* **TASK ITEM**
Before you write out the listing, remove the pictures; everything else stays exactly as it is.
================
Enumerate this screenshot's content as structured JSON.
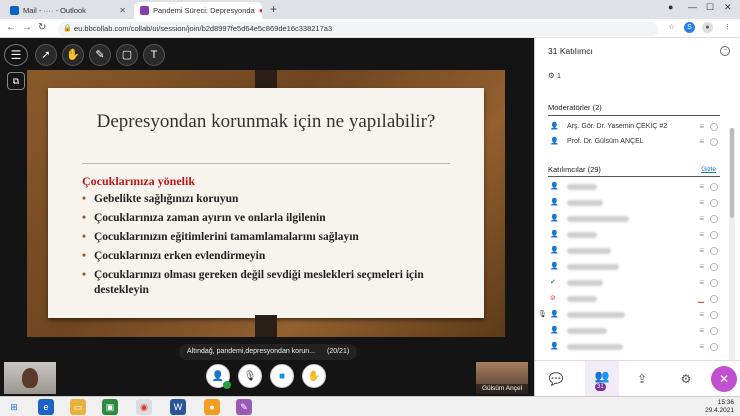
{
  "browser": {
    "tabs": [
      {
        "title": "Mail - ···· - Outlook"
      },
      {
        "title": "Pandemi Süreci: Depresyonda"
      }
    ],
    "new_tab": "+",
    "url": "eu.bbcollab.com/collab/ui/session/join/b2d8997fe5d64e5c869de16c338217a3"
  },
  "toolbar": {
    "icons": [
      "menu-icon",
      "pointer-icon",
      "pan-icon",
      "pen-icon",
      "shape-icon",
      "text-icon"
    ]
  },
  "slide": {
    "title": "Depresyondan korunmak için ne yapılabilir?",
    "subheading": "Çocuklarınıza yönelik",
    "bullets": [
      "Gebelikte sağlığınızı koruyun",
      "Çocuklarınıza zaman ayırın ve onlarla ilgilenin",
      "Çocuklarınızın eğitimlerini tamamlamalarını sağlayın",
      "Çocuklarınızı erken evlendirmeyin",
      "Çocuklarınızı olması gereken değil sevdiği meslekleri seçmeleri için destekleyin"
    ]
  },
  "file_tooltip": {
    "filename": "Altındağ, pandemi,depresyondan korun...",
    "page": "(20/21)"
  },
  "speaker": {
    "name": "Gülsüm Ançel"
  },
  "panel": {
    "title": "31 Katılımcı",
    "hand_count": "1",
    "moderators_heading": "Moderatörler (2)",
    "moderators": [
      "Arş. Gör. Dr. Yasemin ÇEKİÇ #2",
      "Prof. Dr. Gülsüm ANÇEL"
    ],
    "participants_heading": "Katılımcılar (29)",
    "hide_link": "Gizle",
    "participants_badge": "31"
  },
  "taskbar": {
    "time": "15:36",
    "date": "29.4.2021"
  },
  "colors": {
    "accent": "#7c2e9c",
    "slide_red": "#c0161a",
    "wood": "#8a5a2b"
  }
}
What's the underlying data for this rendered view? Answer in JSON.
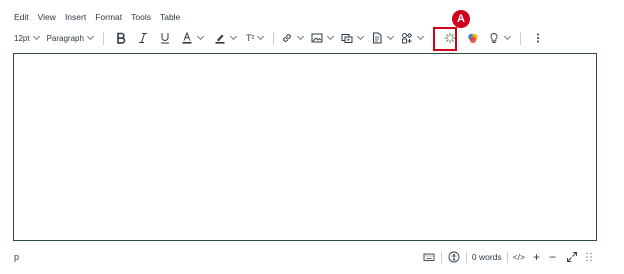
{
  "menubar": {
    "items": [
      "Edit",
      "View",
      "Insert",
      "Format",
      "Tools",
      "Table"
    ]
  },
  "toolbar": {
    "font_size": "12pt",
    "block_format": "Paragraph",
    "superscript_glyph": "T²",
    "icons": [
      "font-size-dropdown",
      "paragraph-dropdown",
      "bold-icon",
      "italic-icon",
      "underline-icon",
      "text-color-icon",
      "highlight-color-icon",
      "superscript-icon",
      "link-icon",
      "image-icon",
      "media-icon",
      "document-icon",
      "apps-icon",
      "ai-sparkle-icon",
      "colorful-app-icon",
      "lightbulb-icon",
      "more-options-icon"
    ]
  },
  "annotation": {
    "callout_label": "A",
    "color": "#d0021b"
  },
  "statusbar": {
    "path": "p",
    "word_count": "0 words",
    "html_toggle": "</>",
    "zoom_in": "+",
    "zoom_out": "−"
  },
  "colors": {
    "editor_border": "#2f4f3a",
    "text": "#2d3b45"
  }
}
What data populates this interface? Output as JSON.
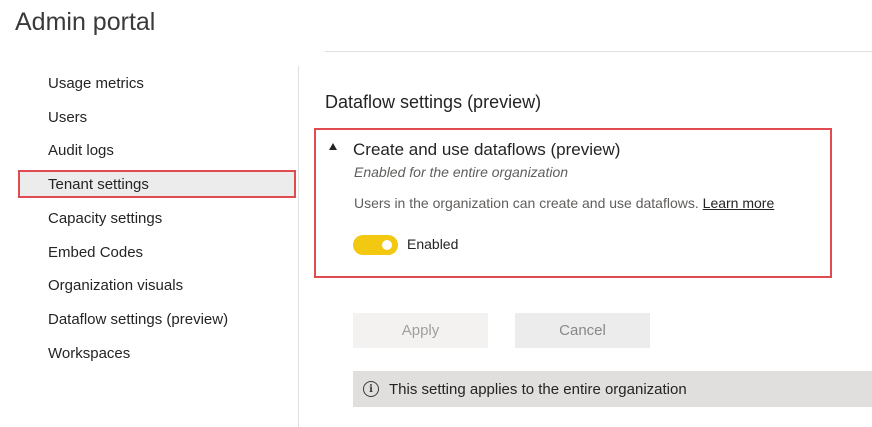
{
  "app": {
    "title": "Admin portal"
  },
  "sidebar": {
    "items": [
      {
        "label": "Usage metrics"
      },
      {
        "label": "Users"
      },
      {
        "label": "Audit logs"
      },
      {
        "label": "Tenant settings",
        "selected": true
      },
      {
        "label": "Capacity settings"
      },
      {
        "label": "Embed Codes"
      },
      {
        "label": "Organization visuals"
      },
      {
        "label": "Dataflow settings (preview)"
      },
      {
        "label": "Workspaces"
      }
    ]
  },
  "main": {
    "section_title": "Dataflow settings (preview)",
    "setting": {
      "name": "Create and use dataflows (preview)",
      "status": "Enabled for the entire organization",
      "description": "Users in the organization can create and use dataflows.",
      "learn_more": "Learn more",
      "toggle_label": "Enabled",
      "toggle_on": true
    },
    "buttons": {
      "apply": "Apply",
      "cancel": "Cancel"
    },
    "info": {
      "icon": "info-icon",
      "text": "This setting applies to the entire organization"
    }
  },
  "colors": {
    "highlight_border": "#e04b4f",
    "toggle_on": "#f2c811",
    "selected_bg": "#ececec",
    "info_bg": "#e1dfdd"
  }
}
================
* **WRITTEN ANSWER**
Enumerate this screenshot's content as structured JSON.
{
  "browser": {
    "tabs": [
      {
        "title": "Mail - ···· - Outlook"
      },
      {
        "title": "Pandemi Süreci: Depresyonda"
      }
    ],
    "new_tab": "+",
    "url": "eu.bbcollab.com/collab/ui/session/join/b2d8997fe5d64e5c869de16c338217a3"
  },
  "toolbar": {
    "icons": [
      "menu-icon",
      "pointer-icon",
      "pan-icon",
      "pen-icon",
      "shape-icon",
      "text-icon"
    ]
  },
  "slide": {
    "title": "Depresyondan korunmak için ne yapılabilir?",
    "subheading": "Çocuklarınıza yönelik",
    "bullets": [
      "Gebelikte sağlığınızı koruyun",
      "Çocuklarınıza zaman ayırın ve onlarla ilgilenin",
      "Çocuklarınızın eğitimlerini tamamlamalarını sağlayın",
      "Çocuklarınızı erken evlendirmeyin",
      "Çocuklarınızı olması gereken değil sevdiği meslekleri seçmeleri için destekleyin"
    ]
  },
  "file_tooltip": {
    "filename": "Altındağ, pandemi,depresyondan korun...",
    "page": "(20/21)"
  },
  "speaker": {
    "name": "Gülsüm Ançel"
  },
  "panel": {
    "title": "31 Katılımcı",
    "hand_count": "1",
    "moderators_heading": "Moderatörler (2)",
    "moderators": [
      "Arş. Gör. Dr. Yasemin ÇEKİÇ #2",
      "Prof. Dr. Gülsüm ANÇEL"
    ],
    "participants_heading": "Katılımcılar (29)",
    "hide_link": "Gizle",
    "participants_badge": "31"
  },
  "taskbar": {
    "time": "15:36",
    "date": "29.4.2021"
  },
  "colors": {
    "accent": "#7c2e9c",
    "slide_red": "#c0161a",
    "wood": "#8a5a2b"
  }
}
What's the underlying data for this rendered view? Answer in JSON.
{
  "menubar": {
    "items": [
      "Edit",
      "View",
      "Insert",
      "Format",
      "Tools",
      "Table"
    ]
  },
  "toolbar": {
    "font_size": "12pt",
    "block_format": "Paragraph",
    "superscript_glyph": "T²",
    "icons": [
      "font-size-dropdown",
      "paragraph-dropdown",
      "bold-icon",
      "italic-icon",
      "underline-icon",
      "text-color-icon",
      "highlight-color-icon",
      "superscript-icon",
      "link-icon",
      "image-icon",
      "media-icon",
      "document-icon",
      "apps-icon",
      "ai-sparkle-icon",
      "colorful-app-icon",
      "lightbulb-icon",
      "more-options-icon"
    ]
  },
  "annotation": {
    "callout_label": "A",
    "color": "#d0021b"
  },
  "statusbar": {
    "path": "p",
    "word_count": "0 words",
    "html_toggle": "</>",
    "zoom_in": "+",
    "zoom_out": "−"
  },
  "colors": {
    "editor_border": "#2f4f3a",
    "text": "#2d3b45"
  }
}
What data populates this interface? Output as JSON.
{
  "app": {
    "title": "Admin portal"
  },
  "sidebar": {
    "items": [
      {
        "label": "Usage metrics"
      },
      {
        "label": "Users"
      },
      {
        "label": "Audit logs"
      },
      {
        "label": "Tenant settings",
        "selected": true
      },
      {
        "label": "Capacity settings"
      },
      {
        "label": "Embed Codes"
      },
      {
        "label": "Organization visuals"
      },
      {
        "label": "Dataflow settings (preview)"
      },
      {
        "label": "Workspaces"
      }
    ]
  },
  "main": {
    "section_title": "Dataflow settings (preview)",
    "setting": {
      "name": "Create and use dataflows (preview)",
      "status": "Enabled for the entire organization",
      "description": "Users in the organization can create and use dataflows.",
      "learn_more": "Learn more",
      "toggle_label": "Enabled",
      "toggle_on": true
    },
    "buttons": {
      "apply": "Apply",
      "cancel": "Cancel"
    },
    "info": {
      "icon": "info-icon",
      "text": "This setting applies to the entire organization"
    }
  },
  "colors": {
    "highlight_border": "#e04b4f",
    "toggle_on": "#f2c811",
    "selected_bg": "#ececec",
    "info_bg": "#e1dfdd"
  }
}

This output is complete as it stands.